=== Work request ===
Each line in the listing below that contains "number" should be returned.

=== Provided records ===

== Segment start ==

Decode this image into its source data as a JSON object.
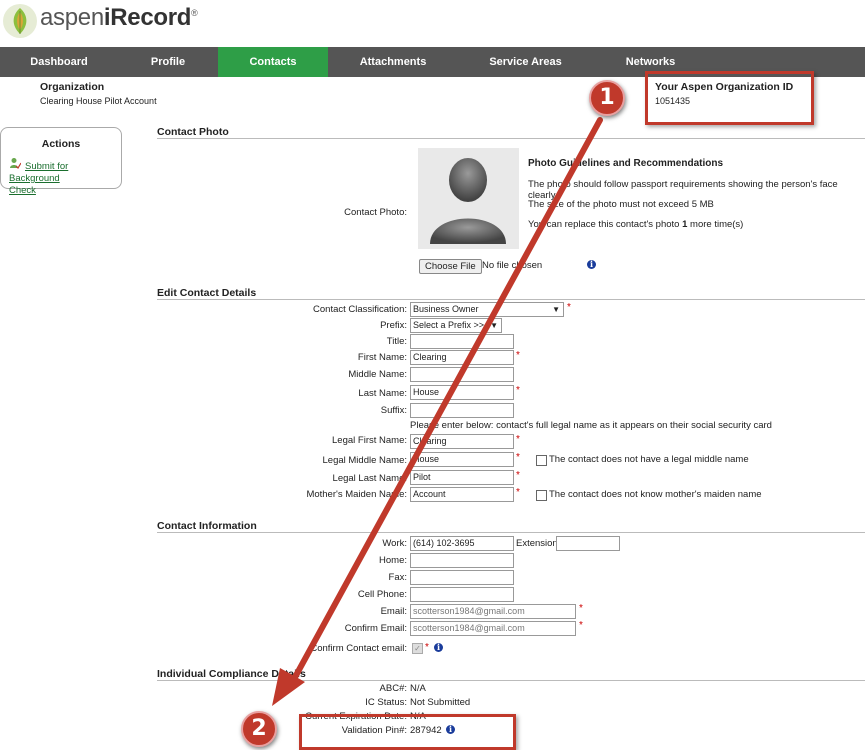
{
  "header": {
    "logo_prefix": "aspen",
    "logo_main": "iRecord",
    "logo_reg": "®"
  },
  "nav": [
    "Dashboard",
    "Profile",
    "Contacts",
    "Attachments",
    "Service Areas",
    "Networks"
  ],
  "organization": {
    "label": "Organization",
    "name": "Clearing House Pilot Account"
  },
  "org_id": {
    "label": "Your Aspen Organization ID",
    "value": "1051435"
  },
  "actions": {
    "title": "Actions",
    "link": "Submit for Background",
    "link2": "Check"
  },
  "photo": {
    "section": "Contact Photo",
    "label": "Contact Photo:",
    "guidelines_title": "Photo Guidelines and Recommendations",
    "line1": "The photo should follow passport requirements showing the person's face clearly.",
    "line2": "The size of the photo must not exceed 5 MB",
    "line3_pre": "You can replace this contact's photo ",
    "line3_num": "1",
    "line3_post": " more time(s)",
    "choose_file": "Choose File",
    "no_file": "No file chosen"
  },
  "details": {
    "section": "Edit Contact Details",
    "classification_label": "Contact Classification:",
    "classification_value": "Business Owner",
    "prefix_label": "Prefix:",
    "prefix_value": "Select a Prefix >>",
    "title_label": "Title:",
    "first_label": "First Name:",
    "first_value": "Clearing",
    "middle_label": "Middle Name:",
    "last_label": "Last Name:",
    "last_value": "House",
    "suffix_label": "Suffix:",
    "legal_note": "Please enter below: contact's full legal name as it appears on their social security card",
    "legal_first_label": "Legal First Name:",
    "legal_first_value": "Clearing",
    "legal_middle_label": "Legal Middle Name:",
    "legal_middle_value": "House",
    "legal_middle_check": "The contact does not have a legal middle name",
    "legal_last_label": "Legal Last Name:",
    "legal_last_value": "Pilot",
    "maiden_label": "Mother's Maiden Name:",
    "maiden_value": "Account",
    "maiden_check": "The contact does not know mother's maiden name"
  },
  "contact": {
    "section": "Contact Information",
    "work_label": "Work:",
    "work_value": "(614) 102-3695",
    "ext_label": "Extension:",
    "home_label": "Home:",
    "fax_label": "Fax:",
    "cell_label": "Cell Phone:",
    "email_label": "Email:",
    "email_value": "scotterson1984@gmail.com",
    "confirm_email_label": "Confirm Email:",
    "confirm_email_value": "scotterson1984@gmail.com",
    "confirm_contact_label": "Confirm Contact email:"
  },
  "compliance": {
    "section": "Individual Compliance Details",
    "abc_label": "ABC#:",
    "abc_value": "N/A",
    "ic_label": "IC Status:",
    "ic_value": "Not Submitted",
    "exp_label": "Current Expiration Date:",
    "exp_value": "N/A",
    "pin_label": "Validation Pin#:",
    "pin_value": "287942"
  },
  "callouts": [
    "1",
    "2"
  ],
  "colors": {
    "accent": "#2e9e47",
    "nav_bg": "#555555",
    "annotation": "#c0392b"
  }
}
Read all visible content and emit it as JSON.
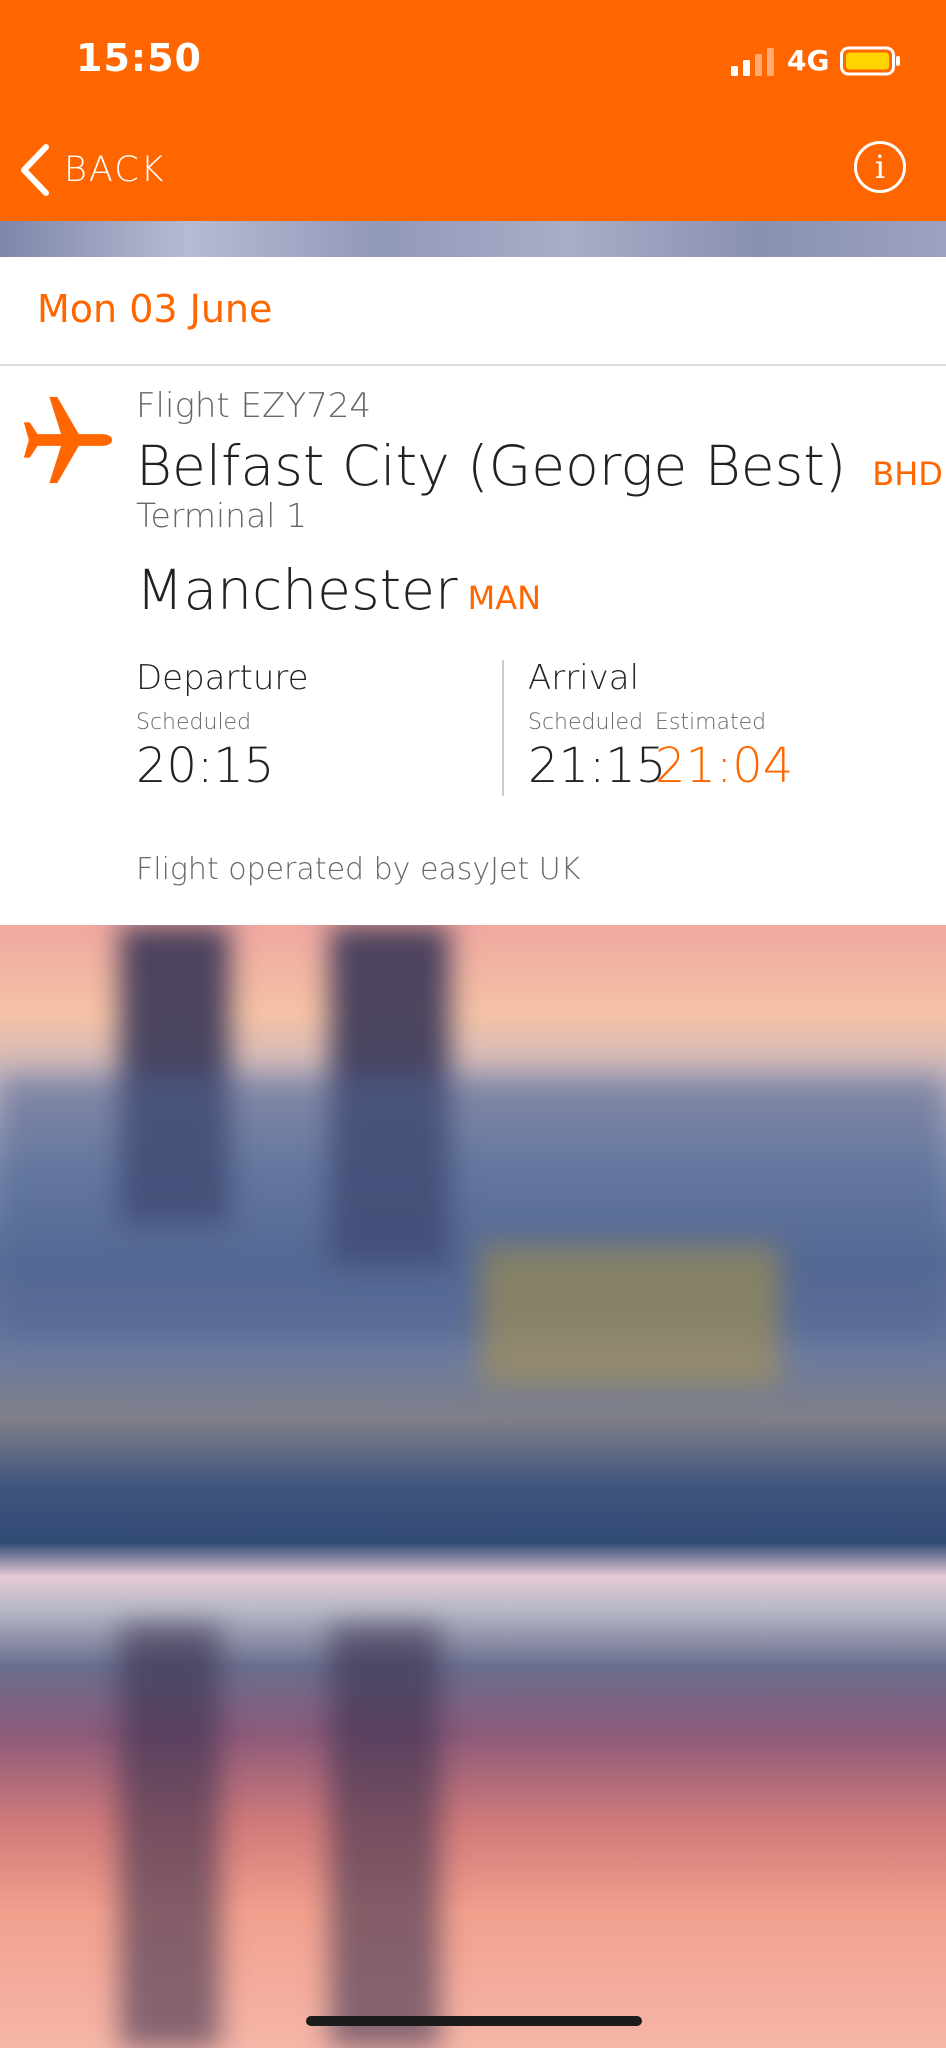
{
  "status_bar": {
    "time": "15:50",
    "network": "4G"
  },
  "nav": {
    "back_label": "BACK",
    "info_icon": "i"
  },
  "date": "Mon 03 June",
  "flight": {
    "number": "Flight EZY724",
    "origin_name": "Belfast City (George Best)",
    "origin_code": "BHD",
    "terminal": "Terminal 1",
    "destination_name": "Manchester",
    "destination_code": "MAN",
    "departure": {
      "heading": "Departure",
      "scheduled_label": "Scheduled",
      "scheduled_time": "20:15"
    },
    "arrival": {
      "heading": "Arrival",
      "scheduled_label": "Scheduled",
      "scheduled_time": "21:15",
      "estimated_label": "Estimated",
      "estimated_time": "21:04"
    },
    "operated_by": "Flight operated by easyJet UK"
  },
  "colors": {
    "accent": "#ff6600",
    "text_dark": "#222222",
    "text_muted": "#666666"
  }
}
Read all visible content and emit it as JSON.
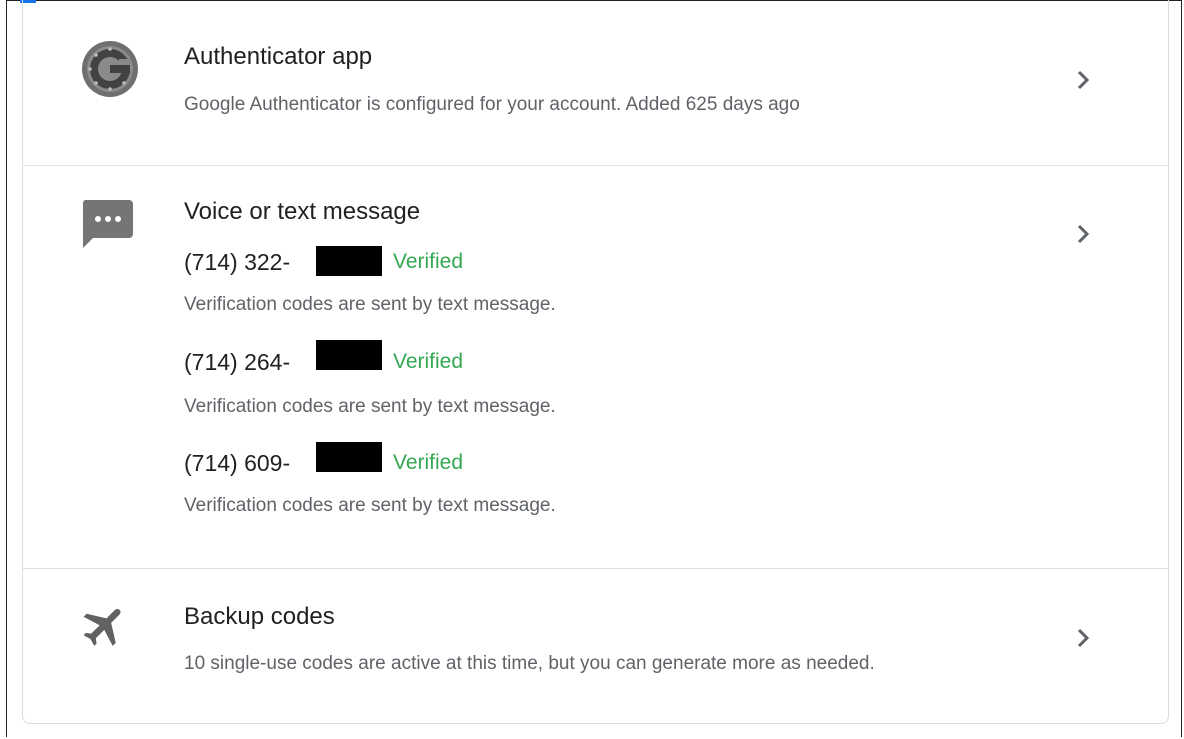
{
  "sections": {
    "authenticator": {
      "title": "Authenticator app",
      "description": "Google Authenticator is configured for your account. Added 625 days ago",
      "icon": "google-authenticator-icon"
    },
    "voice_text": {
      "title": "Voice or text message",
      "icon": "message-bubble-icon",
      "phones": [
        {
          "number": "(714) 322-",
          "status": "Verified",
          "note": "Verification codes are sent by text message."
        },
        {
          "number": "(714) 264-",
          "status": "Verified",
          "note": "Verification codes are sent by text message."
        },
        {
          "number": "(714) 609-",
          "status": "Verified",
          "note": "Verification codes are sent by text message."
        }
      ]
    },
    "backup": {
      "title": "Backup codes",
      "description": "10 single-use codes are active at this time, but you can generate more as needed.",
      "icon": "airplane-icon"
    }
  },
  "colors": {
    "verified": "#34a853",
    "title": "#202124",
    "description": "#5f6368",
    "icon_gray": "#757575",
    "accent": "#1a73e8"
  }
}
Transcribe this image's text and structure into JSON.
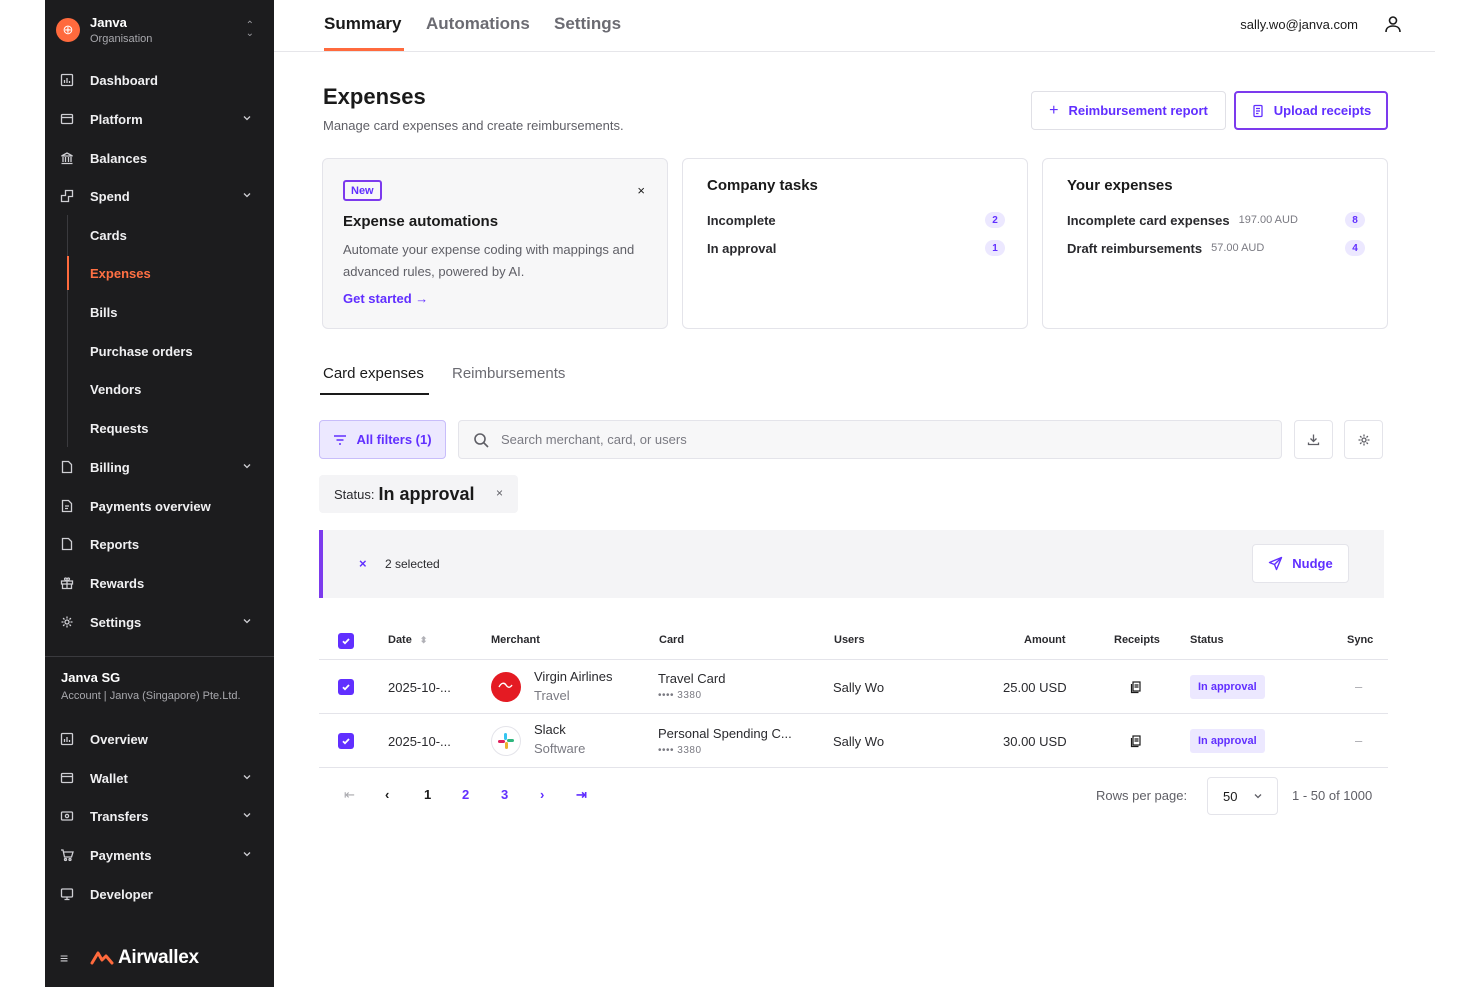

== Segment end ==

=== Expected output ===
    "number": "Flight EZY724",
          "number": "(714) 322-",
          "number": "(714) 264-",
          "number": "(714) 609-",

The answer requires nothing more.